And good reminders for not-so-new professionals.
I've recently been reviewing resumes (a LOT of resumes) for a summer internship NACHRI is looking to fill, and I have some advice to offer as a result:
The MOST important thing? On the first pass, I'm looking for a reason to knock you out. Don't give me an easy one.
- If the ad calls for specific experience, make sure your resume talks about that specific experience.
- Don't provide too much information. If you're still in college, you don't merit a 3 page resume. Really, you don't.
- But don't provide too little, either. I got one resume that was gorgeous to look at - pretty font for the name, lots of white space, beautiful lay out. It included - I'm not kidding - 4 really minimal pieces of information. That's not enough to help me figure out whether or not you're worth talking to.
- Pay attention to the job requirements - if you have to have a specific degree or certification, don't apply if you don't have it.
- I know it's easier for YOU to just call your resume "Resume.doc" or even "NACHRI.doc." That's not easier for me. Call it "MyName-NACHRI-Resume.doc." See? Easy for both of us!
- Don't list "Internet browsing" under your skills, tech or otherwise. Telling me you know how to surf the web is not going to dispose me to interview you. Five year olds know how to surf the web.
- "Your job is perfect for ME ME ME!" Uh, no. It's about how are YOU going to help NACHRI, not how NACHRI is going to help YOU.
- Don't use a "creative" (aka "illegible") type font. It doesn't show me what a special, unique flower you are. It shows me that you don't care if I can read your resume or not.
- Did I mention proofread? And not just for things like misspelled words.

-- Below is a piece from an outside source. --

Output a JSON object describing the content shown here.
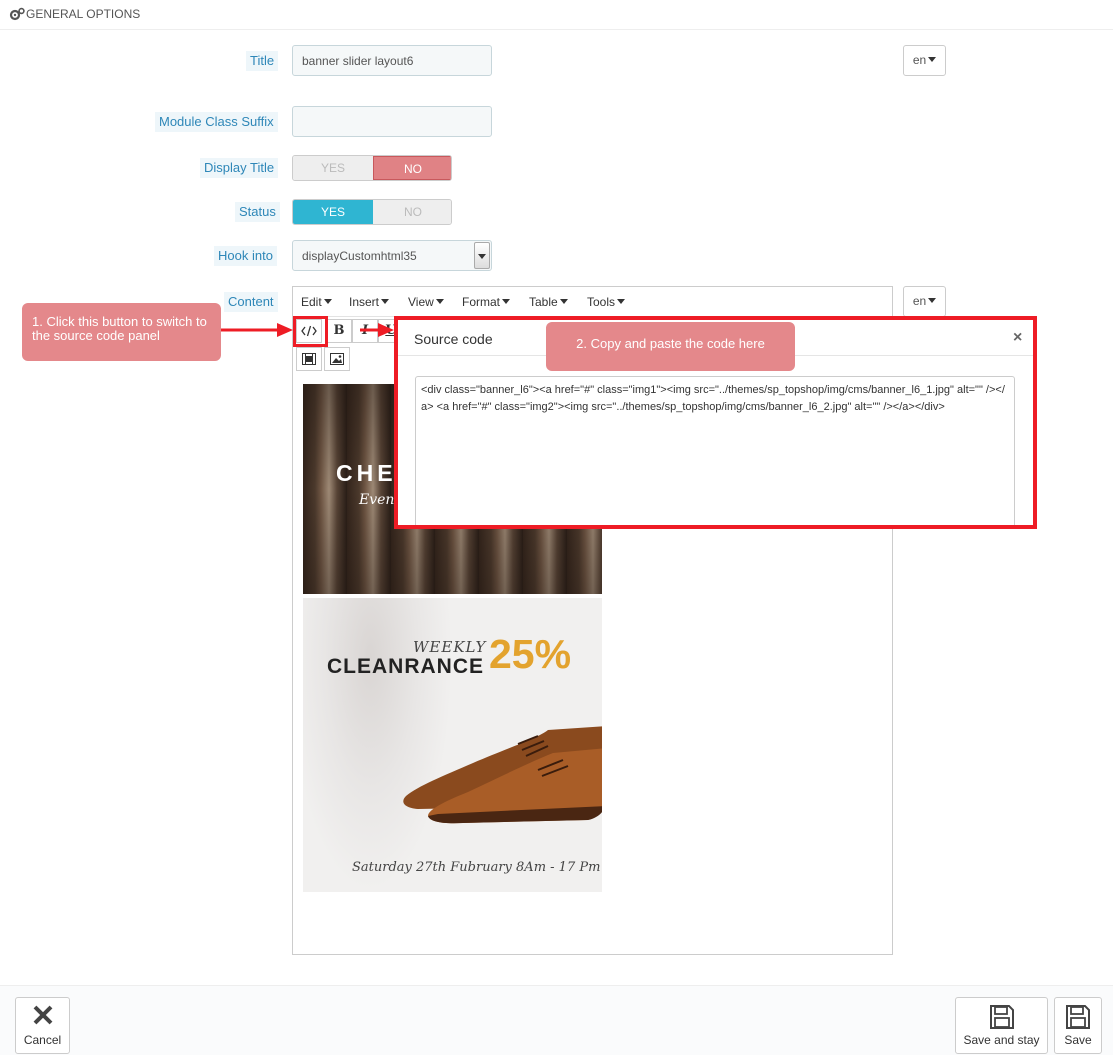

Don't write an objective that includes "looking for a job at XX" when you're sending the resume to "YY."
What about you? What advice can you share to help new job seekers?